Records from a data collection:
<<<<

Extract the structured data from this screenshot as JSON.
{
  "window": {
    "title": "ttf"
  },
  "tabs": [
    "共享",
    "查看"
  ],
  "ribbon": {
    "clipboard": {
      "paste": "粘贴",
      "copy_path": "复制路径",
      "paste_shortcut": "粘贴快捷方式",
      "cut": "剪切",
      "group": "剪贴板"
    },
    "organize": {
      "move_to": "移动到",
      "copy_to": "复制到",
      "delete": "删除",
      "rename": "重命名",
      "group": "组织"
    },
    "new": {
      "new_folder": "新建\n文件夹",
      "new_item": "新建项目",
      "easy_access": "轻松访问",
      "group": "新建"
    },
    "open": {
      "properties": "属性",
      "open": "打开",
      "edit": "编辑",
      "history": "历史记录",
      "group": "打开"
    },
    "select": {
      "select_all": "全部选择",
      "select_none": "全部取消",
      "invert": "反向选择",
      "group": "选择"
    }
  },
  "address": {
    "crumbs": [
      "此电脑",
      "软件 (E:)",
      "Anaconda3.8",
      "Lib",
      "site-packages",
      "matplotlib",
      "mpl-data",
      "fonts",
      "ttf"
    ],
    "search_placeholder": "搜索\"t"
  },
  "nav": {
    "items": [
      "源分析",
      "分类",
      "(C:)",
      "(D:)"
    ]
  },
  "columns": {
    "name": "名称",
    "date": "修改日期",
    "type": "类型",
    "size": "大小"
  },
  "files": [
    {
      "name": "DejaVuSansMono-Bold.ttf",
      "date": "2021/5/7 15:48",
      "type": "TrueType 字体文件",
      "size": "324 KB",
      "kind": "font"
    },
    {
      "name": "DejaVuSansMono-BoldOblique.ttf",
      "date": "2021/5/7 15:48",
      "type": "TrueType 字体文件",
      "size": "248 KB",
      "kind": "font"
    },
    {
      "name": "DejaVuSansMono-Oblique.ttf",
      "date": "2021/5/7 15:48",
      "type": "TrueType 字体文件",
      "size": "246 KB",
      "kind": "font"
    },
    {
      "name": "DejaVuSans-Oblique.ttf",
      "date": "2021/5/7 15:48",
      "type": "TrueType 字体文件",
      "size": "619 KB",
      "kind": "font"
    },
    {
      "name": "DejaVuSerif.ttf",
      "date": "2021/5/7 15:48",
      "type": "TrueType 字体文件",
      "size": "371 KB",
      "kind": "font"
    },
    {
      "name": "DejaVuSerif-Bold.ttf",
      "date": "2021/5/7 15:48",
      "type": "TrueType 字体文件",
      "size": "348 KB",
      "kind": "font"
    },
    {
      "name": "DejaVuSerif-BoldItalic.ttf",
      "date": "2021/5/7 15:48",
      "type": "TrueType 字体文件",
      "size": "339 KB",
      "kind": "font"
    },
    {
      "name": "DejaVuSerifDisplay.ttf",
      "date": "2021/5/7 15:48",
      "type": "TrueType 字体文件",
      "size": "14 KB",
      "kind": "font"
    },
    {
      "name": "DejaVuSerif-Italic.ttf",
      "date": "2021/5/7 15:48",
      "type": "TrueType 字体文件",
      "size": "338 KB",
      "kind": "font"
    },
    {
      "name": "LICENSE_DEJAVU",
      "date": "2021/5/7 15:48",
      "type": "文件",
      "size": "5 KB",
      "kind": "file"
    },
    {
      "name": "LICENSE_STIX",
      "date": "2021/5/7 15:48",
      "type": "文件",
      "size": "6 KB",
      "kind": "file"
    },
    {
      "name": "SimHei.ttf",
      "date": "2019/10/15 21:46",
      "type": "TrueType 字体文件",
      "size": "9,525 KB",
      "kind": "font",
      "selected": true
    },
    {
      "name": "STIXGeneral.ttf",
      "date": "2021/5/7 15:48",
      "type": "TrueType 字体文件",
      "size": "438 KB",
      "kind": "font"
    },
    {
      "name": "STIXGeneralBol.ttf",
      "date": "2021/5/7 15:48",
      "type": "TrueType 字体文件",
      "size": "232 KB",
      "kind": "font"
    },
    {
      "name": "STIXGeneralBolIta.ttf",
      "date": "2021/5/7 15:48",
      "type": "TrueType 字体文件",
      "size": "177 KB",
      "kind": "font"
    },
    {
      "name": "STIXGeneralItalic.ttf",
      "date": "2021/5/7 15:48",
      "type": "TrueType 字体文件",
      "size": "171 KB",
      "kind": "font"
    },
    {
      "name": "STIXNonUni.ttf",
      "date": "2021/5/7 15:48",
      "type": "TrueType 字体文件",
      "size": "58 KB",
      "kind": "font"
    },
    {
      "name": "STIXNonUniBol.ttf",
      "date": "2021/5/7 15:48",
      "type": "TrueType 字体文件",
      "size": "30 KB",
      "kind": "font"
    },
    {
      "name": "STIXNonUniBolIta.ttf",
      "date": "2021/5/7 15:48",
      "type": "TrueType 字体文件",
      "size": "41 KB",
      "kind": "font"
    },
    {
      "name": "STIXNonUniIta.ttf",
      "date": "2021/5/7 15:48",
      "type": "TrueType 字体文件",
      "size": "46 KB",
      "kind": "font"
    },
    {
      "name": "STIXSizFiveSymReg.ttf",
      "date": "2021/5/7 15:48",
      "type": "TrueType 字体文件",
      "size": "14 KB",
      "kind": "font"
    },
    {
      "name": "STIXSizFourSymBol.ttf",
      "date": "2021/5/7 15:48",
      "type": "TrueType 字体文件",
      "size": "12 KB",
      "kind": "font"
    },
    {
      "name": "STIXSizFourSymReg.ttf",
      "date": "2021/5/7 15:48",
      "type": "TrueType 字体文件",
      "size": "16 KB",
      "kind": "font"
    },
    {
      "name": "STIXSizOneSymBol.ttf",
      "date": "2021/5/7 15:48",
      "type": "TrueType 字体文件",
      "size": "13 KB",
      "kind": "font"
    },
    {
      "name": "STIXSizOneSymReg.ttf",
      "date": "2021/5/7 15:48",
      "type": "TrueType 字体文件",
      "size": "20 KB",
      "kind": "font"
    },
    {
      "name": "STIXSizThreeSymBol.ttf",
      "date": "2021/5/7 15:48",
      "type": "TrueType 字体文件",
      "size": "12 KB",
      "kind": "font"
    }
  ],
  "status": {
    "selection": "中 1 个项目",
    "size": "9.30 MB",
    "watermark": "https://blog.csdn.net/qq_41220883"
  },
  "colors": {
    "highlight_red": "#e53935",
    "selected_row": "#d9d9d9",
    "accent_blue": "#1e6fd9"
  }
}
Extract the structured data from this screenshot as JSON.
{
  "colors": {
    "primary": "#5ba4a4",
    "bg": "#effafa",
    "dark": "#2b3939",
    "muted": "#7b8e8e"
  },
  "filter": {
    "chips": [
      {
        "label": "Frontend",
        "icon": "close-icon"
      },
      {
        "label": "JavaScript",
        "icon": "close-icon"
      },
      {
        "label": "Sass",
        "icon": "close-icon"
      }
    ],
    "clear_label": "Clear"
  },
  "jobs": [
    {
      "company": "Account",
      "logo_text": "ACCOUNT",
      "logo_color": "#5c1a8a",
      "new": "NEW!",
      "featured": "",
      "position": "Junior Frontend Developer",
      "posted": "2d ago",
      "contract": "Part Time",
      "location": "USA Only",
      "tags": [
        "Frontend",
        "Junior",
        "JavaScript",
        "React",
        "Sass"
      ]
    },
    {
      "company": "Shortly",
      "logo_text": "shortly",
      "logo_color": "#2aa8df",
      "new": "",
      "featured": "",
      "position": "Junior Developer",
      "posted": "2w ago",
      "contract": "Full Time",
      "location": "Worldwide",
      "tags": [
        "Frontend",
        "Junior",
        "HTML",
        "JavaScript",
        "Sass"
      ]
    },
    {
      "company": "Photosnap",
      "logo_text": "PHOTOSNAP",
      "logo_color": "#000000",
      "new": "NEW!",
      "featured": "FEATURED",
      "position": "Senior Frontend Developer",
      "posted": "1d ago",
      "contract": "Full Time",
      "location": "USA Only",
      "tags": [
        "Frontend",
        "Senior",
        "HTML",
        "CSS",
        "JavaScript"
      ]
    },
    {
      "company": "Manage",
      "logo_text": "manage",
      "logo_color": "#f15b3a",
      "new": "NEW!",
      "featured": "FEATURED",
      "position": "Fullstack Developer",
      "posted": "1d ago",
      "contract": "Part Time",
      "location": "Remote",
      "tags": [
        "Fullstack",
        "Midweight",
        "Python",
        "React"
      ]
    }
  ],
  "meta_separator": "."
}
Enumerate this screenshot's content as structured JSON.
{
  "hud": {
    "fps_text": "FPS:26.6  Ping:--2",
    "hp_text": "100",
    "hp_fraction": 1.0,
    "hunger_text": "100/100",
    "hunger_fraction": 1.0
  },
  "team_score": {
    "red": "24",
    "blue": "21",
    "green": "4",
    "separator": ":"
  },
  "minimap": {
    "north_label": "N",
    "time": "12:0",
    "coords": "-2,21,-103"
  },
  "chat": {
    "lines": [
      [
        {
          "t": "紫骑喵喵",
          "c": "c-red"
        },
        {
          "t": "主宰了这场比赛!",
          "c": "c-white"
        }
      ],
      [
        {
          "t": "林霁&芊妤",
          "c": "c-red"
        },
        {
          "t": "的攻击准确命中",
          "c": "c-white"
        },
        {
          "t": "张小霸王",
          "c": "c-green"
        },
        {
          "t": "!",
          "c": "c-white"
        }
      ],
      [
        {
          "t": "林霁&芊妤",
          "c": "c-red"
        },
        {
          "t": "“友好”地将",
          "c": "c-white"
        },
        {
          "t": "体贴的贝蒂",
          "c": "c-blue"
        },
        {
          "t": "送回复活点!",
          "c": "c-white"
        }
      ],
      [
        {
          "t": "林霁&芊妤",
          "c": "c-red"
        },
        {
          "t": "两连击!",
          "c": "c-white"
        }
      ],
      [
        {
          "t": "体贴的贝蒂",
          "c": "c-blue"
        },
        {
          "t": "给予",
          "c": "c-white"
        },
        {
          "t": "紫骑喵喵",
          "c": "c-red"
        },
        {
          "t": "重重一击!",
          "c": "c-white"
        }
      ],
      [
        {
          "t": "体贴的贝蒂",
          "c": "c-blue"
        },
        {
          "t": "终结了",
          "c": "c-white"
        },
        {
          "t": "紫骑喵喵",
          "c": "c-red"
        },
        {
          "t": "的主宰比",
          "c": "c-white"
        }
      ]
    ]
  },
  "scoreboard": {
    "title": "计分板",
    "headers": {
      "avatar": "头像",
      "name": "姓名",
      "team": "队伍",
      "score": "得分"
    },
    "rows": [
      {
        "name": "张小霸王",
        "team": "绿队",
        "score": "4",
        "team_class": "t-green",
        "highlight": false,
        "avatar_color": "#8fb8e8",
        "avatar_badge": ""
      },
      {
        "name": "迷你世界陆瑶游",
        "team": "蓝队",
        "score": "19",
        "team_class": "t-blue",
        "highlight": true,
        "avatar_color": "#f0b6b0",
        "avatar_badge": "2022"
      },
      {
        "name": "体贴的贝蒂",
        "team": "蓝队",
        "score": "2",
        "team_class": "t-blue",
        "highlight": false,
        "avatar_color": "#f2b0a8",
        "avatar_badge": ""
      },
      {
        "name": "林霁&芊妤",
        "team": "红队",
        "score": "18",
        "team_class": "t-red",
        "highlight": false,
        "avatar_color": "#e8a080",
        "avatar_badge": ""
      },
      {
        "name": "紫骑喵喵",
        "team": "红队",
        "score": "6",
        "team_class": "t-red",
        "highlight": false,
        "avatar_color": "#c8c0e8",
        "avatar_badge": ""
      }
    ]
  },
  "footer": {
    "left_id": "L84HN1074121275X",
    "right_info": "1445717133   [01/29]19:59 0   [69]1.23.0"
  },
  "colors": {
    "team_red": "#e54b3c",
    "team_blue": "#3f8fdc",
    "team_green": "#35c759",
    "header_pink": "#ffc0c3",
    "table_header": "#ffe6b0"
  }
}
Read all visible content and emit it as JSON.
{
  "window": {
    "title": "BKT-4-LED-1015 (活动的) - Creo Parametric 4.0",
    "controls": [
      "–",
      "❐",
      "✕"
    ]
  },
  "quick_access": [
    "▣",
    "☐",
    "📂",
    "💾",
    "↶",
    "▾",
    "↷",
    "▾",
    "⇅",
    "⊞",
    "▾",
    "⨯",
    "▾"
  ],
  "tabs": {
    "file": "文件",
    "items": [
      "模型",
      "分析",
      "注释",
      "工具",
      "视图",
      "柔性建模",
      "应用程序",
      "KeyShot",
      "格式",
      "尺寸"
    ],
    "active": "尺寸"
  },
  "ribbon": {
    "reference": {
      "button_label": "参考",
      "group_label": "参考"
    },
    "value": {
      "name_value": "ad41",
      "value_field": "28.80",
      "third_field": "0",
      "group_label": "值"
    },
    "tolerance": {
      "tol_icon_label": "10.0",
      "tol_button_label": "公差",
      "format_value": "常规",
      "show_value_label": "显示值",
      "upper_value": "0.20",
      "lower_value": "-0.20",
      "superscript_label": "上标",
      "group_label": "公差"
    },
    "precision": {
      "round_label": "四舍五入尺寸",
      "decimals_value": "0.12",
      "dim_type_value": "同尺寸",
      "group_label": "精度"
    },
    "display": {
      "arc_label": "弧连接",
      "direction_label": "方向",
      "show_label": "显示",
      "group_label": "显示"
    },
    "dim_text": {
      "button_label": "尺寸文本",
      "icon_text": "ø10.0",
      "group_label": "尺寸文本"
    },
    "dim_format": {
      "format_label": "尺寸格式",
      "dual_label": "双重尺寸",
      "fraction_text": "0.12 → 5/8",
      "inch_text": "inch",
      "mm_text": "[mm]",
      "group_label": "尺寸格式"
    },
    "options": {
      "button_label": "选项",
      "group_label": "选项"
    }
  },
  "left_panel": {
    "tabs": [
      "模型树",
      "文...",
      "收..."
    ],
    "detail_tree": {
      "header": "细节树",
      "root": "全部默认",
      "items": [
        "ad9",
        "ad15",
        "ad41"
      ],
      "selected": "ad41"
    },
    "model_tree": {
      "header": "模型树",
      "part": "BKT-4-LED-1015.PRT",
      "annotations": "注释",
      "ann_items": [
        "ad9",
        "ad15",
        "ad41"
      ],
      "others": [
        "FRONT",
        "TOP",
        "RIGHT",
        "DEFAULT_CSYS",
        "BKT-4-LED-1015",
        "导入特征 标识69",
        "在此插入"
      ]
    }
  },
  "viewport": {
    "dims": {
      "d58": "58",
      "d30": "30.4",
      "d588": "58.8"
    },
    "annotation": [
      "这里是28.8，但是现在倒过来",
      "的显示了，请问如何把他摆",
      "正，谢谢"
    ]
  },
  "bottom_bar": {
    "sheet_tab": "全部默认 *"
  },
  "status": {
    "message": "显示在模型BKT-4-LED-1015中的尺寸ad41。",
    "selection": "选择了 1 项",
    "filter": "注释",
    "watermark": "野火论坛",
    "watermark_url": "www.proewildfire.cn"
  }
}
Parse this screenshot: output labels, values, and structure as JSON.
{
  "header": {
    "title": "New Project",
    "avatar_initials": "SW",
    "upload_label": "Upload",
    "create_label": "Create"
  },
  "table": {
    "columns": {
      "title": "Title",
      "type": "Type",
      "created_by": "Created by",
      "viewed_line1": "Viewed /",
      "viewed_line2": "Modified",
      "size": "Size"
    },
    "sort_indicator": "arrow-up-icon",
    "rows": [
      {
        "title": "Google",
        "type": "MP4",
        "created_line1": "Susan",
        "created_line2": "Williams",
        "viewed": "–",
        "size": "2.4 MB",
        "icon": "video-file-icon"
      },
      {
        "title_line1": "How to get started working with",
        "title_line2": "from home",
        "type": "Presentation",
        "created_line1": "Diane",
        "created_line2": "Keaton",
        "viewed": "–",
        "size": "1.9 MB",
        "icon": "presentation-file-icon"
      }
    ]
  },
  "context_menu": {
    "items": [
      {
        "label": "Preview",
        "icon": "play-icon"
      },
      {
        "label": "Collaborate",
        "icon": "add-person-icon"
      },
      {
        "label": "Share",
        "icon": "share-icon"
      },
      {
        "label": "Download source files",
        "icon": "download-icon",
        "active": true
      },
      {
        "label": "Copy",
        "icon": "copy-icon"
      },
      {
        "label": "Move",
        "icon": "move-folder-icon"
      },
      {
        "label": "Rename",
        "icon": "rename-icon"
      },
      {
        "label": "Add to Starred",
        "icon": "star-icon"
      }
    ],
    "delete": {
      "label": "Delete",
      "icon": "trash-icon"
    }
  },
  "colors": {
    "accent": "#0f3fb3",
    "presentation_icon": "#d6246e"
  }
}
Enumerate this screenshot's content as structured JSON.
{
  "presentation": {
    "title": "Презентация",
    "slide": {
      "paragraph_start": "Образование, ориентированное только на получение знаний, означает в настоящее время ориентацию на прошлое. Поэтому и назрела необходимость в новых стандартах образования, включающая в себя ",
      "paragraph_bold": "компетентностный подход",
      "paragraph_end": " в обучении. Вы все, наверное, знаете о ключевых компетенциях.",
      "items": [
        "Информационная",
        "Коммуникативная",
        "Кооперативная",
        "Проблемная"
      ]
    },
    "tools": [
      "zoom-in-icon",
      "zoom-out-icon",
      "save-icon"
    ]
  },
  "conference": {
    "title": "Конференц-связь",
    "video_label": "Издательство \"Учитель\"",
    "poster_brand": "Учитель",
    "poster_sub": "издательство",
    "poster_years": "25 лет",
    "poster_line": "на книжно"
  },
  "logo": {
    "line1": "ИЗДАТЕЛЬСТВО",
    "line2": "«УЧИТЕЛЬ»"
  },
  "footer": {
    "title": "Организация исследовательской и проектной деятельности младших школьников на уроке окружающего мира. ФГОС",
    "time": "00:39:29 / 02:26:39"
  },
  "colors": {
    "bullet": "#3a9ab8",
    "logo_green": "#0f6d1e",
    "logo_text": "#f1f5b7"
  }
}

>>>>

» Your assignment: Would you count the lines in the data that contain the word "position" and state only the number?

» Expected output: 4